TASK STATEMENT
Lines from the entries below that hold "nick" form the answer; copy all of them.
*** GIVEN ENTRIES ***
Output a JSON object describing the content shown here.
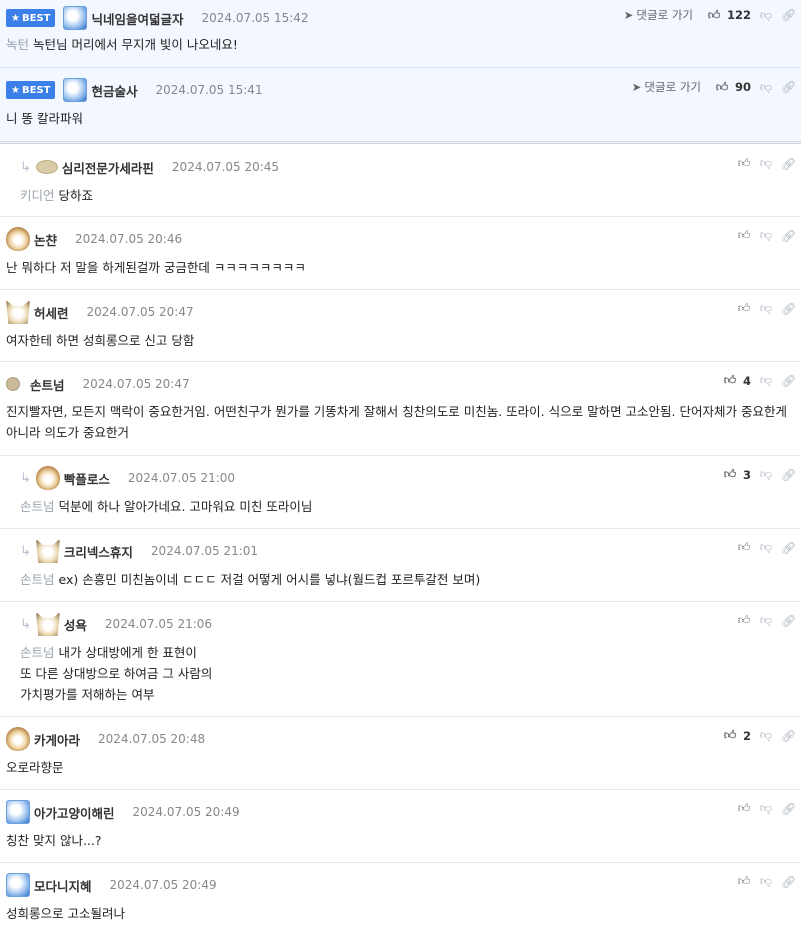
{
  "comments": [
    {
      "best": true,
      "nick": "닉네임을여덟글자",
      "date": "2024.07.05 15:42",
      "goto": "댓글로 가기",
      "likes": "122",
      "mention": "녹턴",
      "text": "녹턴님 머리에서 무지개 빛이 나오네요!"
    },
    {
      "best": true,
      "nick": "현금술사",
      "date": "2024.07.05 15:41",
      "goto": "댓글로 가기",
      "likes": "90",
      "mention": "",
      "text": "니 똥 칼라파워"
    },
    {
      "nick": "심리전문가세라핀",
      "date": "2024.07.05 20:45",
      "mention": "키디언",
      "text": "당하죠"
    },
    {
      "nick": "논챤",
      "date": "2024.07.05 20:46",
      "text": "난 뭐하다 저 말을 하게된걸까 궁금한데 ㅋㅋㅋㅋㅋㅋㅋㅋ"
    },
    {
      "nick": "허세련",
      "date": "2024.07.05 20:47",
      "text": "여자한테 하면 성희롱으로 신고 당함"
    },
    {
      "nick": "손트넘",
      "date": "2024.07.05 20:47",
      "likes": "4",
      "text": "진지빨자면, 모든지 맥락이 중요한거임. 어떤친구가 뭔가를 기똥차게 잘해서 칭찬의도로 미친놈. 또라이. 식으로 말하면 고소안됨. 단어자체가 중요한게아니라 의도가 중요한거"
    },
    {
      "nick": "빡플로스",
      "date": "2024.07.05 21:00",
      "likes": "3",
      "mention": "손트넘",
      "text": "덕분에 하나 알아가네요. 고마워요 미친 또라이님"
    },
    {
      "nick": "크리넥스휴지",
      "date": "2024.07.05 21:01",
      "mention": "손트넘",
      "text": "ex) 손흥민 미친놈이네 ㄷㄷㄷ 저걸 어떻게 어시를 넣냐(월드컵 포르투갈전 보며)"
    },
    {
      "nick": "성욕",
      "date": "2024.07.05 21:06",
      "mention": "손트넘",
      "lines": [
        "내가 상대방에게 한 표현이",
        "또 다른 상대방으로 하여금 그 사람의",
        "가치평가를 저해하는 여부"
      ]
    },
    {
      "nick": "카게아라",
      "date": "2024.07.05 20:48",
      "likes": "2",
      "text": "오로라향문"
    },
    {
      "nick": "아가고양이해린",
      "date": "2024.07.05 20:49",
      "text": "칭찬 맞지 않나...?"
    },
    {
      "nick": "모다니지혜",
      "date": "2024.07.05 20:49",
      "text": "성희롱으로 고소될려나"
    }
  ],
  "badge_label": "BEST",
  "icons": {
    "star": "star-icon",
    "goto": "arrow-icon",
    "like": "thumbs-up-icon",
    "dislike": "thumbs-down-icon",
    "link": "link-icon",
    "reply": "reply-arrow-icon"
  },
  "colors": {
    "best_bg": "#f3f7ff",
    "badge": "#3b7fe8"
  }
}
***
TASK SOLUTION
      "nick": "닉네임을여덟글자",
      "nick": "현금술사",
      "nick": "심리전문가세라핀",
      "nick": "논챤",
      "nick": "허세련",
      "nick": "손트넘",
      "nick": "빡플로스",
      "nick": "크리넥스휴지",
      "nick": "성욕",
      "nick": "카게아라",
      "nick": "아가고양이해린",
      "nick": "모다니지혜",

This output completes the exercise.